About this exercise ▸ Only an exact copy of the entries, stripped of pictures, will serve as the answer.

(Data about app and page elements)

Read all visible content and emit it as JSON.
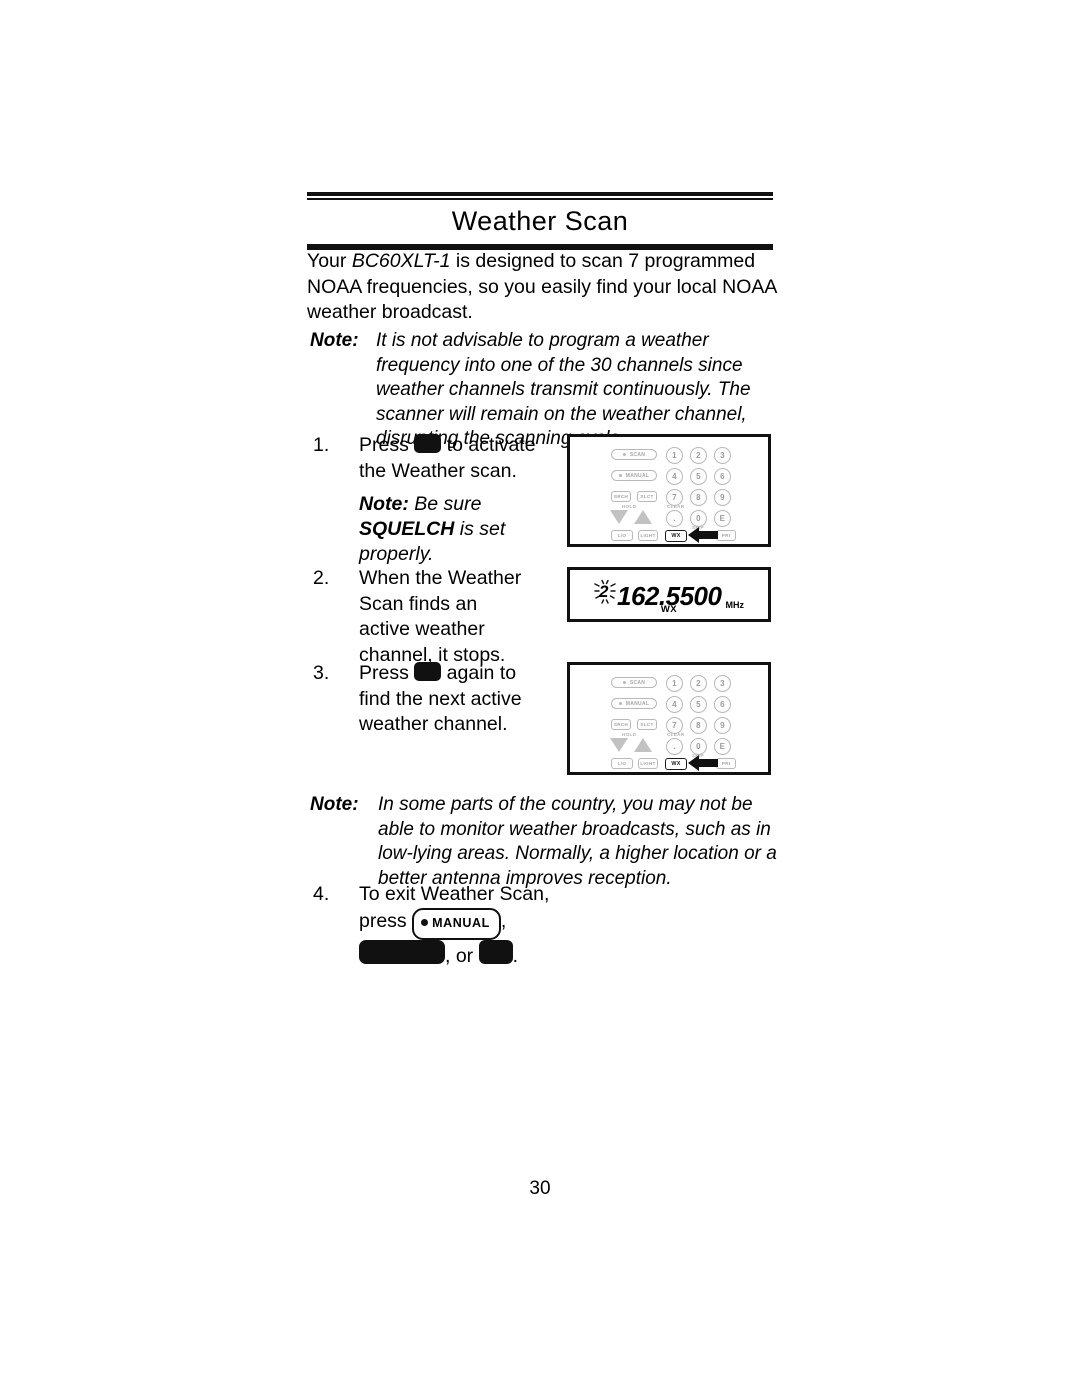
{
  "document": {
    "title": "Weather Scan",
    "page_number": "30"
  },
  "intro": {
    "before_model": "Your ",
    "model": "BC60XLT-1",
    "after_model": " is designed to scan 7 programmed NOAA frequencies, so you easily find your local NOAA weather broadcast."
  },
  "notes": [
    {
      "label": "Note:",
      "text": "It is not advisable to program a weather frequency into one of the 30 channels since weather channels transmit continuously. The scanner will remain on the weather channel, disrupting the scanning cycle."
    },
    {
      "label": "Note:",
      "text": "In some parts of the country, you may not be able to monitor weather broadcasts, such as in low-lying areas. Normally, a higher location or a better antenna improves reception."
    }
  ],
  "steps": [
    {
      "number": "1.",
      "text_before_key": "Press ",
      "key": "wx-key",
      "text_after_key": " to activate the Weather scan."
    },
    {
      "number": "2.",
      "text_before_key": "When the Weather Scan finds an active weather channel, it stops.",
      "key": "",
      "text_after_key": ""
    },
    {
      "number": "3.",
      "text_before_key": "Press ",
      "key": "wx-key",
      "text_after_key": " again to find the next active weather channel."
    },
    {
      "number": "4.",
      "text_before_key": "To exit Weather Scan, press ",
      "manual_key_label": "MANUAL",
      "text_middle": ", ",
      "text_after_key": ", or ",
      "text_end": "."
    }
  ],
  "squelch_note": {
    "label": "Note:",
    "text_before_bold": " Be sure ",
    "bold_term": "SQUELCH",
    "text_after_bold": " is set properly."
  },
  "display": {
    "flashing_digit": "2",
    "frequency": "162.5500",
    "unit": "MHz",
    "mode": "WX"
  },
  "keypad": {
    "scan_label": "SCAN",
    "manual_label": "MANUAL",
    "srch_label": "SRCH",
    "slct_label": "SLCT",
    "hold_label": "HOLD",
    "clear_label": "CLEAR",
    "skip_label": "SKIP",
    "lockout_label": "L/O",
    "light_label": "LIGHT",
    "wx_label": "WX",
    "pri_label": "PRI",
    "dot_label": ".",
    "e_label": "E",
    "numbers": [
      "1",
      "2",
      "3",
      "4",
      "5",
      "6",
      "7",
      "8",
      "9",
      "0"
    ]
  },
  "colors": {
    "ink": "#111111",
    "keypad_gray": "#b9b9b9",
    "page_background": "#ffffff"
  }
}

Exercise solution ▸
Read all visible content and emit it as JSON.
{
  "document": {
    "title": "Weather Scan",
    "page_number": "30"
  },
  "intro": {
    "before_model": "Your ",
    "model": "BC60XLT-1",
    "after_model": " is designed to scan 7 programmed NOAA frequencies, so you easily find your local NOAA weather broadcast."
  },
  "notes": [
    {
      "label": "Note:",
      "text": "It is not advisable to program a weather frequency into one of the 30 channels since weather channels transmit continuously. The scanner will remain on the weather channel, disrupting the scanning cycle."
    },
    {
      "label": "Note:",
      "text": "In some parts of the country, you may not be able to monitor weather broadcasts, such as in low-lying areas. Normally, a higher location or a better antenna improves reception."
    }
  ],
  "steps": [
    {
      "number": "1.",
      "text_before_key": "Press ",
      "key": "wx-key",
      "text_after_key": " to activate the Weather scan."
    },
    {
      "number": "2.",
      "text_before_key": "When the Weather Scan finds an active weather channel, it stops.",
      "key": "",
      "text_after_key": ""
    },
    {
      "number": "3.",
      "text_before_key": "Press ",
      "key": "wx-key",
      "text_after_key": " again to find the next active weather channel."
    },
    {
      "number": "4.",
      "text_before_key": "To exit Weather Scan, press ",
      "manual_key_label": "MANUAL",
      "text_middle": ", ",
      "text_after_key": ", or ",
      "text_end": "."
    }
  ],
  "squelch_note": {
    "label": "Note:",
    "text_before_bold": " Be sure ",
    "bold_term": "SQUELCH",
    "text_after_bold": " is set properly."
  },
  "display": {
    "flashing_digit": "2",
    "frequency": "162.5500",
    "unit": "MHz",
    "mode": "WX"
  },
  "keypad": {
    "scan_label": "SCAN",
    "manual_label": "MANUAL",
    "srch_label": "SRCH",
    "slct_label": "SLCT",
    "hold_label": "HOLD",
    "clear_label": "CLEAR",
    "skip_label": "SKIP",
    "lockout_label": "L/O",
    "light_label": "LIGHT",
    "wx_label": "WX",
    "pri_label": "PRI",
    "dot_label": ".",
    "e_label": "E",
    "numbers": [
      "1",
      "2",
      "3",
      "4",
      "5",
      "6",
      "7",
      "8",
      "9",
      "0"
    ]
  },
  "colors": {
    "ink": "#111111",
    "keypad_gray": "#b9b9b9",
    "page_background": "#ffffff"
  }
}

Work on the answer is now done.